  16. E. Jeřábek. Weak pigeonhole principle and randomized computation. Ph.D. thesis, Charles University in Prague, 2005. Google Scholar
  17. E. Jeřábek. Approximate counting in bounded arithmetic. Journal of Symbolic Logic, 72:959-993, 2007. Google Scholar
  18. J. Krajíček. Bounded arithmetic, propositional logic, and complexity theory. Cambridge University Press, 1995. Google Scholar
  19. J. Krajíček. Interpolation theorems, lower bounds for proof systems, and independence results for bounded arithmetic. Journal of Symbolic Logic, 66(2):457-486, 1997. Google Scholar
  20. J. Krajíček. On the weak pigeonhole principle. Fundamenta Mathematicae, 170(1-3):123-140, 2001. Google Scholar
  21. J. Krajíček. Forcing with random variables and proof complexity. Cambridge University Press, 2011. Google Scholar
  22. J. Krajíček. Proof complexity. Cambridge University Press, 2019. Google Scholar
  23. J. Krajíček and P. Pudlák. Some consequences of cryptographical conjectures for S¹₂ and EF. Information and Computation, 140(1):82-94, 1998. Google Scholar
  24. J. Krajíček, P. Pudlák, and G. Takeuti. Bounded arithmetic and the polynomial hierarchy. Annals of Pure and Applied Logic, 52:143-153, 1991. Google Scholar
  25. M. Müller and J. Pich. Feasibly constructive proofs of succinct weak circuit lower bounds. Annals of Pure and Applied Logic, 2019. Google Scholar
  26. I.C. Oliveira and R. Santhanam. Conspiracies between learning algorithms, circuit lower bounds, and pseudorandomness. IEEE Symposium on Computational Complexity, 2017. Google Scholar
  27. J. Pich. Learning algorithms from circuit lower bounds. preprint, 2020. Google Scholar
  28. A.A. Razborov. On provably disjoint NP pairs. BRICS, 1994. Google Scholar
  29. A.A. Razborov. Bounded arithmetic and lower bounds in boolean complexity. Feasible Mathematics II, pages 344-386, 1995. Google Scholar
  30. A.A. Razborov. Unprovability of lower bounds on the circuit size in certain fragments of bounded arithmetic. Izvestiya of the Russian Academy of Science, 59:201-224, 1995. Google Scholar
  31. A.A. Razborov. Pseudorandom generators hard for k-DNF Resolution and Polynomial Calculus. Annals of Mathematics, 181(2):415-472, 2015. Google Scholar
  32. A.A. Razborov and S. Rudich. Natural proofs. Journal of Computer and System Sciences, 55(1):24-35, 1997. Google Scholar
  33. R. Santhanam. Pseudorandomness and the Minimum Circuit Size Problem. Innovations in Theoretical Computer Science, 2020. Google Scholar
  34. L. Valiant. A theory of the learnable. Communications of the ACM, 27, 1984. Google Scholar
  35. R. Williams. Non-uniform ACC circuit lower bounds. IEEE Symposium on Computational Complexity, 2011. Google Scholar
Questions / Remarks / Feedback

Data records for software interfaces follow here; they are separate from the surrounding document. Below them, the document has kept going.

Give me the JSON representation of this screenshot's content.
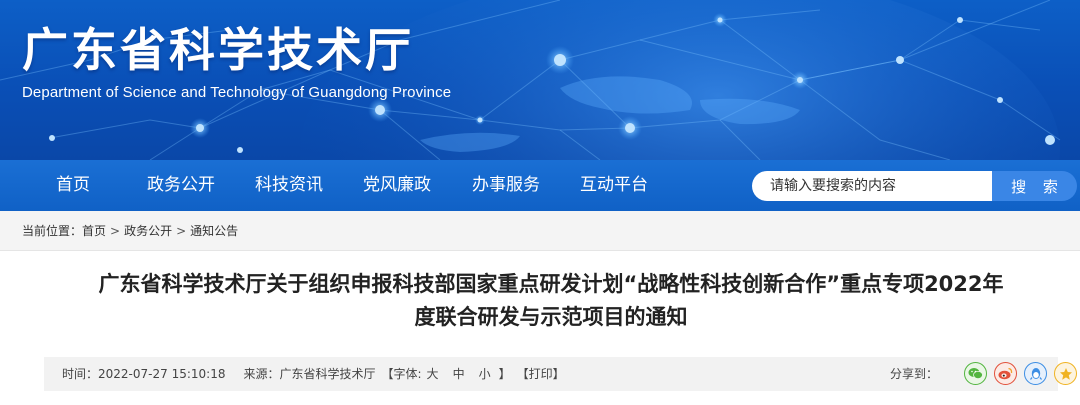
{
  "header": {
    "title": "广东省科学技术厅",
    "subtitle": "Department of Science and Technology of Guangdong Province"
  },
  "nav": {
    "items": [
      {
        "label": "首页"
      },
      {
        "label": "政务公开"
      },
      {
        "label": "科技资讯"
      },
      {
        "label": "党风廉政"
      },
      {
        "label": "办事服务"
      },
      {
        "label": "互动平台"
      }
    ]
  },
  "search": {
    "placeholder": "请输入要搜索的内容",
    "button_label": "搜 索"
  },
  "breadcrumb": {
    "prefix": "当前位置：",
    "items": [
      "首页",
      "政务公开",
      "通知公告"
    ],
    "separator": ">"
  },
  "article": {
    "title_line1": "广东省科学技术厅关于组织申报科技部国家重点研发计划“战略性科技创新合作”重点专项2022年",
    "title_line2": "度联合研发与示范项目的通知",
    "meta": {
      "time_label": "时间：",
      "time_value": "2022-07-27 15:10:18",
      "source_label": "来源：",
      "source_value": "广东省科学技术厅",
      "font_label": "【字体:",
      "font_large": "大",
      "font_medium": "中",
      "font_small": "小",
      "font_close": "】",
      "print_label": "【打印】",
      "share_label": "分享到："
    }
  },
  "share": [
    {
      "icon": "wechat-icon",
      "color": "#53b540"
    },
    {
      "icon": "weibo-icon",
      "color": "#e2513b"
    },
    {
      "icon": "qq-icon",
      "color": "#3d8ee4"
    },
    {
      "icon": "qzone-icon",
      "color": "#f0b323"
    }
  ],
  "colors": {
    "banner": "#0a4fb6",
    "nav": "#1061c6",
    "search_button": "#3a86e6",
    "breadcrumb_bg": "#f4f4f4",
    "meta_bg": "#f2f2f2"
  }
}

Feedback for Dagstuhl Publishing

Thanks for your feedback!

Feedback submitted

Could not send message

Please try again later or send an E-mail